In light of Dan Foster’s recent defense of the Electoral College, I thought I’d add a few quick points:
(1) Recently, Garett Jones argued that the Electoral College serves as a check on interregional tensions:
We rarely hear too much about regional issues in the U.S. other than farmers vs. everyone else. But if the presidency was decided by majority rule, I’m sure we’d hear a lot more about regional differences. Could a presidential candidate get 75% of the votes in Texas, Louisiana, Mississippi, and Florida by promising broad-based Gulf Coast subsidies and a few other goodies? Could a candidate get 85% of California’s and New York’s votes partly by offering housing subsidies for people facing high housing costs?
I don’t know: But if we got rid of the electoral college and had a popularly elected president we’d sure have a chance to find out.
(2) Given the chaos that flowed from the extremely close and contested outcome in Florida in 2000, one wonders what might happen in a close national popular vote election. One of the implications of federalism is that we have a patchwork electoral system that varies across states, and in some cases across local jurisdictions.
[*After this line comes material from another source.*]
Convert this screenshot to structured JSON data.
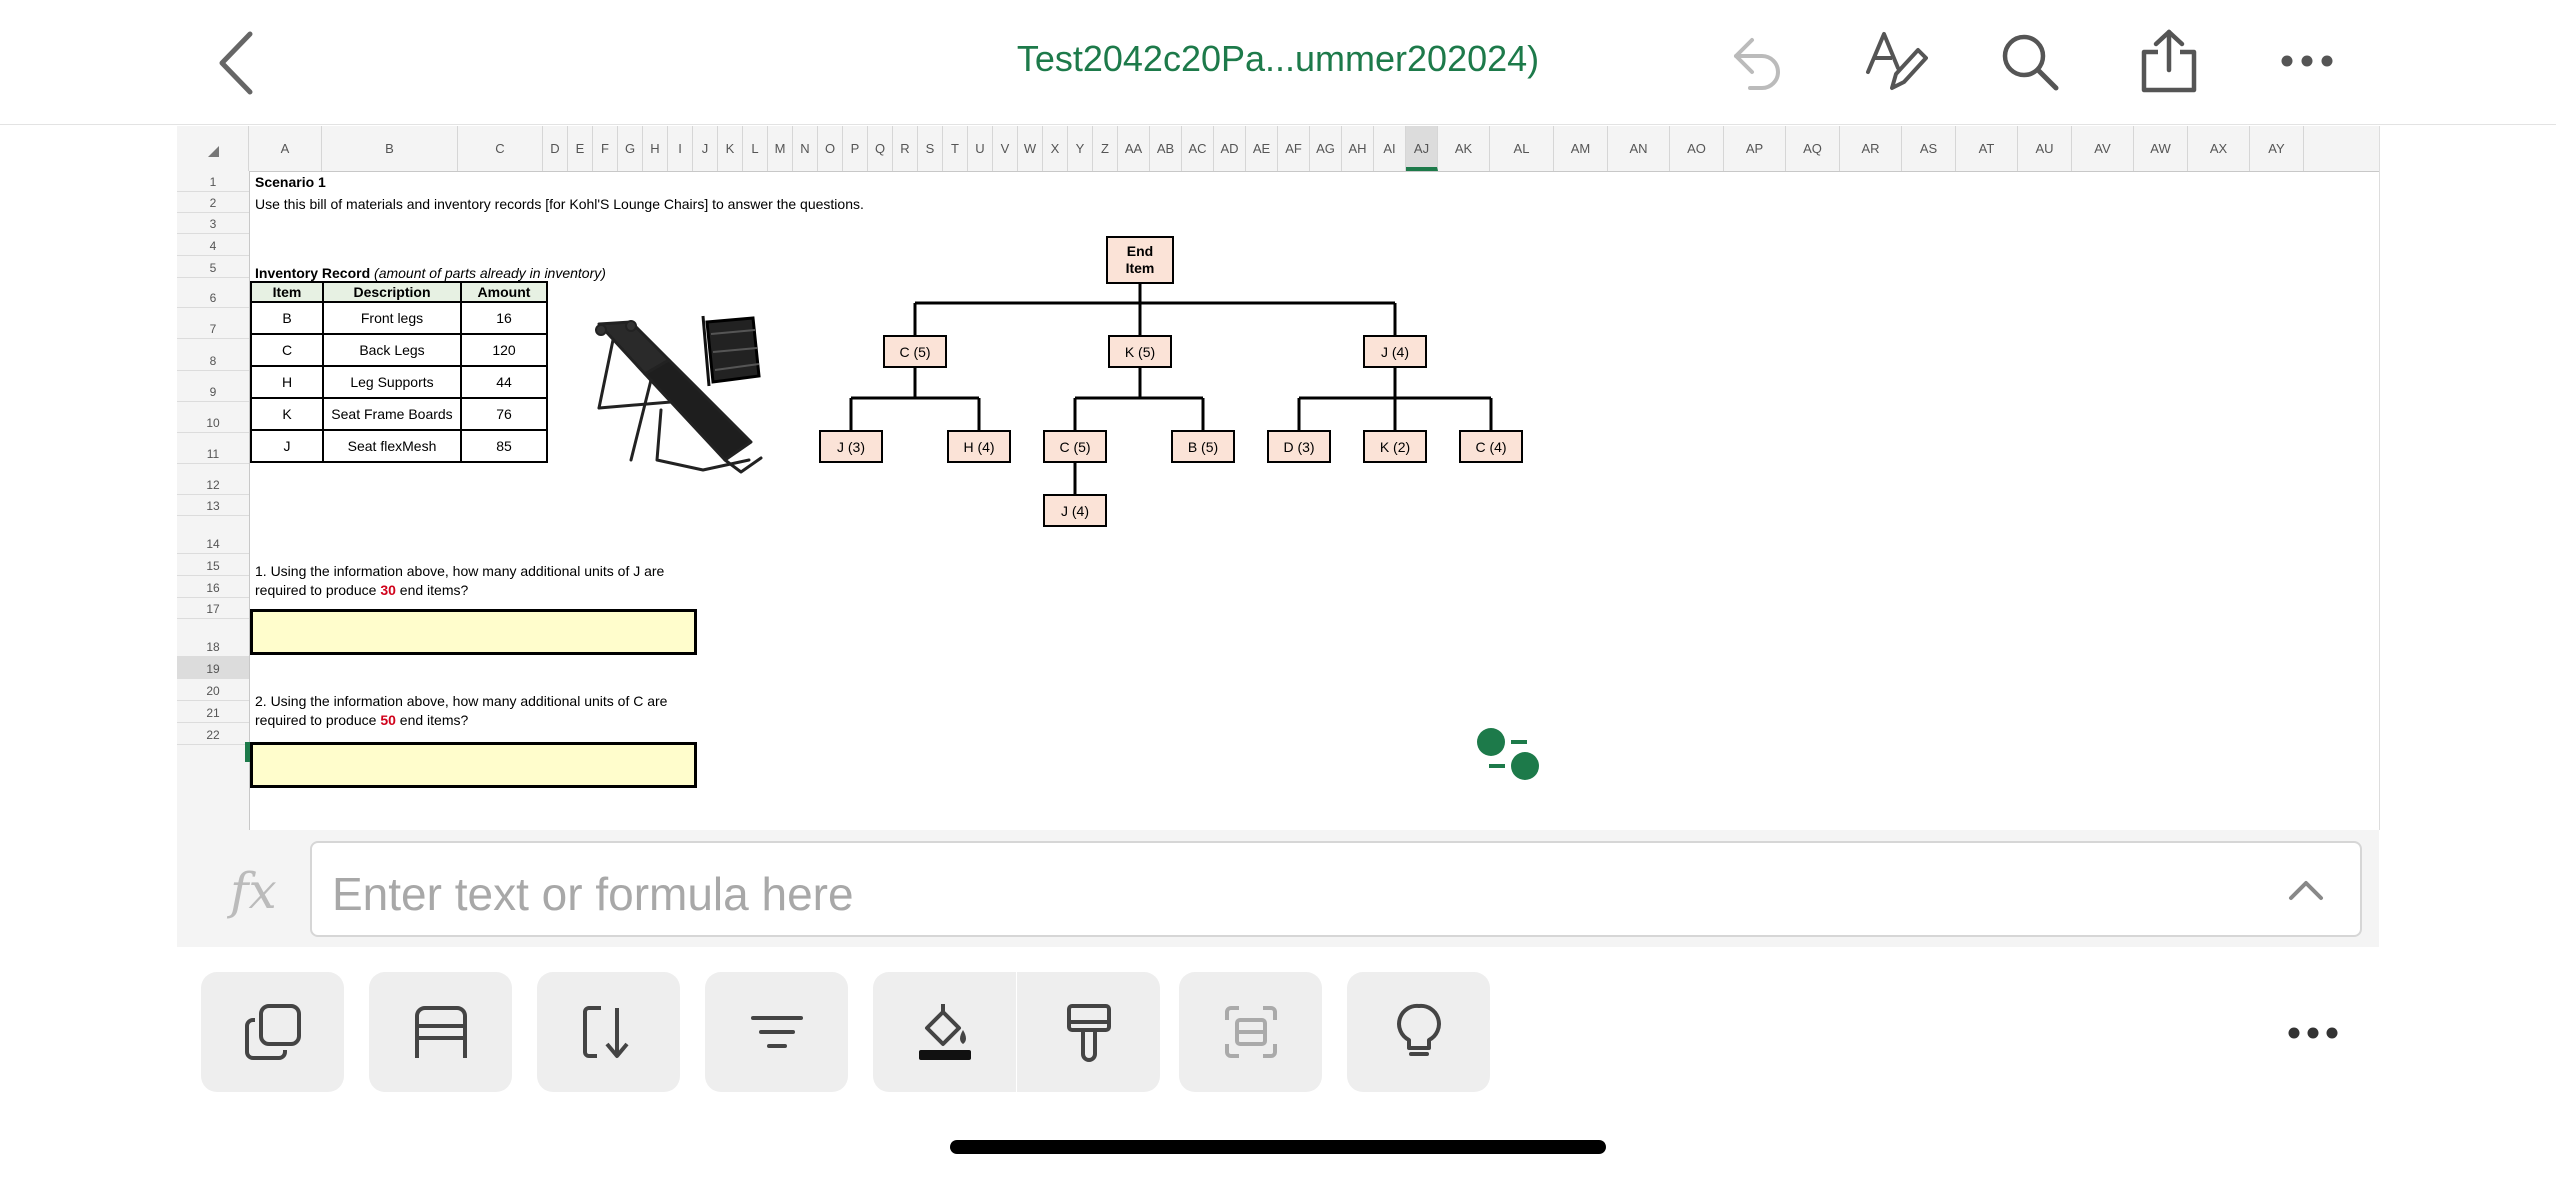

A national popular vote would, I suspect, drive centralization along this dimension, and perhaps along others as well.
(3) One of the chief arguments against a national popular vote has historically been that it would establish a plebiscitary presidency that, by virtue of its notionally superior democratic legitimacy, would tend to dominate the other branches of government. The main problem with this line of argument is that we are arguably already living under such a presidency, which runs roughshod over the legislative branch if not the judiciary. But rather than deepen and entrench the power of the executive, we might consider taking steps to curb it, e.g., by strengthening political parties.